- Can be worn for up to 12 hours
If you live in the UK, an excellent option is the MoonCup. It’s made locally, is affordably priced and it’s also a top-quality menstrual cup. It has some great user reviews, and most people find that it’s really easy to insert, and also doesn’t leak.
The only real downside to a menstrual cup, in general, is that there’s a learning curve to using them. It takes most people at least a few cycles to really feel confident when inserting them.
Option #2: Period Underwear
Next up on our list of the best eco-friendly period products is period underwear (aka period panties). They come in two different styles:
- Leak-proof only, with no absorbent padding in them
- Absorbent padding, plus a leak-proof barrier
Either option is fine, but just be sure you know what you’re buying. The ones with only the leak-proof barrier need to be used with a pad, menstrual cup, or tampon.
The ones that have padding in them vary in their absorbency levels, but some of them can hold up to 10 ml or so (the same as a jumbo tampon or heavy pad).
Many people who have vaginal discharge issues or light incontinence also like to use period panties because they’re cheaper and more comfortable than something like disposable pantyliners.
Option #3: Reusable Cloth Menstrual Pads

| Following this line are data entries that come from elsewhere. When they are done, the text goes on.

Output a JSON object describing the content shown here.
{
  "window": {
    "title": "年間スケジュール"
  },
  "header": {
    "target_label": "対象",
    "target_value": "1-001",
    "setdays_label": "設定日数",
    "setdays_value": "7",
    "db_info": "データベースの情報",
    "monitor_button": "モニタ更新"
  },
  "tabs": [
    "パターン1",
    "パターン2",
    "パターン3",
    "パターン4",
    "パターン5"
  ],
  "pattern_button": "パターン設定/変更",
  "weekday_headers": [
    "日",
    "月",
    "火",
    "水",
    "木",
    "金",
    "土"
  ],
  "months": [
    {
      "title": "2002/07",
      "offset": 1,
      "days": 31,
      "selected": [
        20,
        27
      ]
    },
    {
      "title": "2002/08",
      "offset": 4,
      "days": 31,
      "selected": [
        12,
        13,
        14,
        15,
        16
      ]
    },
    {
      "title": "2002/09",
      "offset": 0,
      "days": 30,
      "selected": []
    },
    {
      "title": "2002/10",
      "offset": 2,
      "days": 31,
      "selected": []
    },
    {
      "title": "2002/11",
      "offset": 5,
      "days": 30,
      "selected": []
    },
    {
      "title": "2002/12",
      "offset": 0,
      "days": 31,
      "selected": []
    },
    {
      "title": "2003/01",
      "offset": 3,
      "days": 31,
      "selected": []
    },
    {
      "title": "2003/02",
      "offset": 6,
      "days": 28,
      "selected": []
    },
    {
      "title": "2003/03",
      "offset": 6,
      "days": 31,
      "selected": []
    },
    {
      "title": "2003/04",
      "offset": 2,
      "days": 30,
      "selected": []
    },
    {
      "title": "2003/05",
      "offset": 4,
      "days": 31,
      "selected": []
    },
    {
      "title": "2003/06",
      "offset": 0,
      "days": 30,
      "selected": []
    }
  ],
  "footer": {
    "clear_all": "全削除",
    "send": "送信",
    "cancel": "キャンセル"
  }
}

If you’re handy with the sewing machine, you can turn old scraps of fabric into reusable cloth pads. Otherwise, you can easily find them on a place like Amazon.
Reusable menstrual pads are very similar to disposables except that they don’t have a sticky backing on them. Instead, they stay in place with snaps on the wings. They come in a wide range of absorbency levels from panty liners to heavy, overnight pads.
Cloth pads are an eco-friendly option because they can be used for at least a few years. They’re also made largely from natural materials and will biodegrade easily once you’re done with them.
Option #4: Organic Disposables
If you’re going to stick with disposable pads or tampons, consider making the switch to organics. They’re better for your health because you’re not exposing yourself to toxic chemicals that are found in some brands of non-organics.
What’s great for the environment is that the majority of organic pads and tampons are not made from plastic, including the packing. This means that they biodegrade easily, unlike regular pads which will still be hanging around the landfill in a thousand years from now.
Quick tip: You can often find organic pads and tampons more cheaply online than at your local health food shop.
Option #5: Period Swimwear
The last environmentally-friendly period product you might want to consider is period swimwear like these ones from Modibodi. They can absorb up to 10 ml of fluid (same as a jumbo tampon) while keeping pool or ocean water on the outside.
They make a nice choice as a back-up to a menstrual cup or tampon when spending a long day at the beach or waterpark. Or, they’re ideal on their own for a short swim during a heavy flow, or for a longer time when you’re spotting or have a light flow.